Drosera burmannii and Drosera sessilifolia plants can be started from seed and grown like other subtropical Drosera. A temperature between 20°C to 25°C (70°F to 80°F) works best for germination of Drosera sessilifolia; Drosera burmannii might prefer a few degrees warmer depending of source location. Please see Sowing Seeds Step-by-Step for more details on starting seeds and the growing guide Growing Subtropical Drosera for more information on growing them. Adult plants are best managed in small pots in trays of water. They do very well under a constant light cycle in terrariums at typical human house temperatures.

Drosera burmannii and Drosera sessilifolia are generally not propagated by root or leaf cuttings. The plants do not have the more robust leaves and fleshy roots typical of the typical perennial Drosera species.

-- John Brittnacher

For more information please see:

Rivadavia, Fernando (1996) Drosera sessilifolia. Carniv. Pl. Newslett. 25(1):26-29 ( PDF )

Gibson, Robert (1999) Carnivorous Plants of New South Wales, Australia. Carniv. Pl. Newslett. 28(2):59-69 ( PDF )

Soumen Aditya (2012) Drosera burmannii: A carnivorous plant species from eastern Ghats of India. Carniv. Pl. Newslett. 41(3):115 ( PDF )


Note almost all the tentacles of Drosera burmannii 'Pilliga Red' are red. These plants were grown in a greenhouse.

Drosera burmannii 'Pilliga Red' is from the area of Pilliga Nature Park in inland New South Wales, Australia. It is a beautiful plant but a little more temperamental than the all green form from Beerwah, Queensland, Australia. Make sure you allow enough plants to bloom to collect seeds for next year as it more likely not to survive if the temperatures go much below 16°C.

D burmannii

This is Drosera burmannii from Evans Head, NSW, Australia. Note only the snap tentacles are red. The old leaves also turn bright red:

D burmannii


D burmannii

Drosera burmannii from Beerwah, Queensland, Australia. These plants are 2 cm across.

D burmannii flower

The flower of Drosera burmannii 'Pilliga Red'.

D sessilifolia flower

Flower of Drosera sessilifolia.

D Sessilifolia

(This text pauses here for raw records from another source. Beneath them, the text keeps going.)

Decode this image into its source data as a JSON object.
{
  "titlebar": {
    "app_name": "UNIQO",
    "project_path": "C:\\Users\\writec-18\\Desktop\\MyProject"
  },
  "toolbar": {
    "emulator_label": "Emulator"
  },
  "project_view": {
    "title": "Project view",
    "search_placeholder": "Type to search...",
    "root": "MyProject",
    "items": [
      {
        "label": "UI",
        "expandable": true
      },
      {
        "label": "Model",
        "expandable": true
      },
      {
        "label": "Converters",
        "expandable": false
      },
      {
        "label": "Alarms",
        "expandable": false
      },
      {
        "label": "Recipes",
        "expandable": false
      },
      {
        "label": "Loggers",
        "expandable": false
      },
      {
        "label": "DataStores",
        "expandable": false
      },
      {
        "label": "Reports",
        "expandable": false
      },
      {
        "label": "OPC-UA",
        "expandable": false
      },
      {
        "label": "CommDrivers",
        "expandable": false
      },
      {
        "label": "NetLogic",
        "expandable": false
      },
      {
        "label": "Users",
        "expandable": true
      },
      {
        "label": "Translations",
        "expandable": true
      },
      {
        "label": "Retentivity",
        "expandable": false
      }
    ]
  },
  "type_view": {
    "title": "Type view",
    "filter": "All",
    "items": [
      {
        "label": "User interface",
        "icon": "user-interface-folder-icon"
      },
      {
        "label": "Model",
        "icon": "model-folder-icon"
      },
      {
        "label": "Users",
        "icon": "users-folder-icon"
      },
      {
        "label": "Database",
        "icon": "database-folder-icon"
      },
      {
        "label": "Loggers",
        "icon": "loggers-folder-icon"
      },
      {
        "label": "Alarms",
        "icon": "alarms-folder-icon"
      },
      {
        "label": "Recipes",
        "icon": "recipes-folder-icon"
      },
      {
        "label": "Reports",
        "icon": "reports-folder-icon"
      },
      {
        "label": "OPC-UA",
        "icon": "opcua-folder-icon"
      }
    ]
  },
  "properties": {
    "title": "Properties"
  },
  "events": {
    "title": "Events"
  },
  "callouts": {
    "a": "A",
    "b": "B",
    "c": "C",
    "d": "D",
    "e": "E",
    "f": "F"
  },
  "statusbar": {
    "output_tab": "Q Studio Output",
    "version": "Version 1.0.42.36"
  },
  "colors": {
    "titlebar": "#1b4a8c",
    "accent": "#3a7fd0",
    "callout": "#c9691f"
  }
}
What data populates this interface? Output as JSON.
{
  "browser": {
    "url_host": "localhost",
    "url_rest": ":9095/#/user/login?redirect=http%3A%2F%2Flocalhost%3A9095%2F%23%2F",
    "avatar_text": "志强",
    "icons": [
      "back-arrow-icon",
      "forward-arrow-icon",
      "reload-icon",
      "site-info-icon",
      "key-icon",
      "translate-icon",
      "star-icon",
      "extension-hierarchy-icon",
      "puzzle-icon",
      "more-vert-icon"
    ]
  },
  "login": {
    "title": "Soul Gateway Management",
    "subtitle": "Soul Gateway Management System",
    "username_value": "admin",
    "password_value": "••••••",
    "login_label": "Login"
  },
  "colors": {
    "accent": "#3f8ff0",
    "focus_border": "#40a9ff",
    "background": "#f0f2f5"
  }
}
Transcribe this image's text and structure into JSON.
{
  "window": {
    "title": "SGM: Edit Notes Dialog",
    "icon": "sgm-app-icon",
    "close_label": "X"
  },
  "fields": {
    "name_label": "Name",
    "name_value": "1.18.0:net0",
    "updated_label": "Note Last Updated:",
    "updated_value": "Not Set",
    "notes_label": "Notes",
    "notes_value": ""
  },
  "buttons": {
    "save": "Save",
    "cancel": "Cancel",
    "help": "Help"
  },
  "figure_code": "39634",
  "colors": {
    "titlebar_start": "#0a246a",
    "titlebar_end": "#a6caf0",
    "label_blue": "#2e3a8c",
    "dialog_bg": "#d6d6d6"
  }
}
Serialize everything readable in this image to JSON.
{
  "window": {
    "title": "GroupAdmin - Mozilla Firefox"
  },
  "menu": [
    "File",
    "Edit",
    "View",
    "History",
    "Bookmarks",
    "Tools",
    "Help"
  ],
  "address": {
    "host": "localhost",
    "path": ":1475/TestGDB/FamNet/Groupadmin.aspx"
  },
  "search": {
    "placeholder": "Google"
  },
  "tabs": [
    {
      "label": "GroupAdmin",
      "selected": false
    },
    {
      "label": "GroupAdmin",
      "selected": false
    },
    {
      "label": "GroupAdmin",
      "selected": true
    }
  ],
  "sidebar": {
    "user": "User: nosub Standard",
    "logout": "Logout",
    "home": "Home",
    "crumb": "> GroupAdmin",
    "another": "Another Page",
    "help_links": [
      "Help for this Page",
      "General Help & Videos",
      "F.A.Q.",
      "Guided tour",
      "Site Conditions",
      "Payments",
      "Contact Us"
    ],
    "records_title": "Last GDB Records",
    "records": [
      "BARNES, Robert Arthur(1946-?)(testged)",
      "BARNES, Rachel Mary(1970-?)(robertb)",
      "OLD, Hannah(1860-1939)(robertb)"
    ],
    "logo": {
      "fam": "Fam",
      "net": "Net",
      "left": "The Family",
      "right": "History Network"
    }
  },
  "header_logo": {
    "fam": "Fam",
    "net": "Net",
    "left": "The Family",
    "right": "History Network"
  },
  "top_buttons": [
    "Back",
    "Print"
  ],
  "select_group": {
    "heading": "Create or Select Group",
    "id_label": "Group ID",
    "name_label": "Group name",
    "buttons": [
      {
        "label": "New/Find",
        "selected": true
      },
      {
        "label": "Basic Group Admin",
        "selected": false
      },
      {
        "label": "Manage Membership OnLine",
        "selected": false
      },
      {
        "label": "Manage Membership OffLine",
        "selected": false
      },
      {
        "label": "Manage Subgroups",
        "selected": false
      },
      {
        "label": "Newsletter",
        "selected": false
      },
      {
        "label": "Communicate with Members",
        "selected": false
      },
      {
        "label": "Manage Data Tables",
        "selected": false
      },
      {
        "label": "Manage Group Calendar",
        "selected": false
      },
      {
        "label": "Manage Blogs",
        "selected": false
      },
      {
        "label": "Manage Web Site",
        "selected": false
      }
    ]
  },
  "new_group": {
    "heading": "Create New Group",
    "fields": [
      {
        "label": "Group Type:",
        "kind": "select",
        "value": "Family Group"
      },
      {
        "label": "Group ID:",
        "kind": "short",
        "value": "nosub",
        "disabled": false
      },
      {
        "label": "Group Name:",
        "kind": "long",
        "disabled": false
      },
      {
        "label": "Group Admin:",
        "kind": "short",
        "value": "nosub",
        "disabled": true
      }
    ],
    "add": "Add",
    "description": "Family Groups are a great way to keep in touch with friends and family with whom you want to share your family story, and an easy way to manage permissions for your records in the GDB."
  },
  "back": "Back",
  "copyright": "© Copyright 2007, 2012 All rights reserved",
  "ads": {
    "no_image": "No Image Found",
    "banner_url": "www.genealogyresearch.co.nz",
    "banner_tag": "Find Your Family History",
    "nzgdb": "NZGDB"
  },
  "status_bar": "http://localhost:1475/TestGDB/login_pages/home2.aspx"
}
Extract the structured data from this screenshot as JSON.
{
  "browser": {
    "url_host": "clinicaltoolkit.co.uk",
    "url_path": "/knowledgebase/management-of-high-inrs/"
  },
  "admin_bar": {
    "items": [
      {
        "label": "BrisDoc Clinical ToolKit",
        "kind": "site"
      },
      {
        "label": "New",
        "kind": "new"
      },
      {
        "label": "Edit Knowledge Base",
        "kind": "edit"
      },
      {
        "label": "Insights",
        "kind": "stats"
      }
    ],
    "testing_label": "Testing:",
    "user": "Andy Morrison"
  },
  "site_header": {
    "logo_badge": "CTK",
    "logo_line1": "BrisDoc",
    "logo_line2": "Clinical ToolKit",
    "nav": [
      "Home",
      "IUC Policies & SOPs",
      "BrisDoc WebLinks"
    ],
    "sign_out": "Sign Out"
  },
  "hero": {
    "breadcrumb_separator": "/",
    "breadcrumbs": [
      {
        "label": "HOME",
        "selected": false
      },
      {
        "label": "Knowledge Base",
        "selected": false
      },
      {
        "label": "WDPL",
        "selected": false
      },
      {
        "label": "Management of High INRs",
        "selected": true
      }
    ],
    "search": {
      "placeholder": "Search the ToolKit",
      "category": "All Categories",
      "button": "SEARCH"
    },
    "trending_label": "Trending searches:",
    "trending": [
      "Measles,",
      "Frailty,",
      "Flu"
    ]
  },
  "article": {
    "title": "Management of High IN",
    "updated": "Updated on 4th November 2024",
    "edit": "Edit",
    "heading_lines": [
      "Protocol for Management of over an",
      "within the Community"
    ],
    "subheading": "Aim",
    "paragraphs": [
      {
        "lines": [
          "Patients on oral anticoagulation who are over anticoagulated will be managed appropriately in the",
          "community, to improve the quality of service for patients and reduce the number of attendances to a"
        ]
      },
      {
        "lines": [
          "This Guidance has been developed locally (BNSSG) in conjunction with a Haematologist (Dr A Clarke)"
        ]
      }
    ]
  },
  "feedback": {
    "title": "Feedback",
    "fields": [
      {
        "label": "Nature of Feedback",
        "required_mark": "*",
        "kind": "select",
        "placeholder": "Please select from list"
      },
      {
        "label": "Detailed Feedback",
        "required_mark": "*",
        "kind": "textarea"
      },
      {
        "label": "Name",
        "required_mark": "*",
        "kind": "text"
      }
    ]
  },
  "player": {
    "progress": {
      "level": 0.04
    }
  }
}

Drosera sessilifolia is more compact and less flat than D. burmannii.

D burmannii

Drosera burmannii 'Pilliga Red' grown under grown under 3000K T5-HO lights in a terrarium.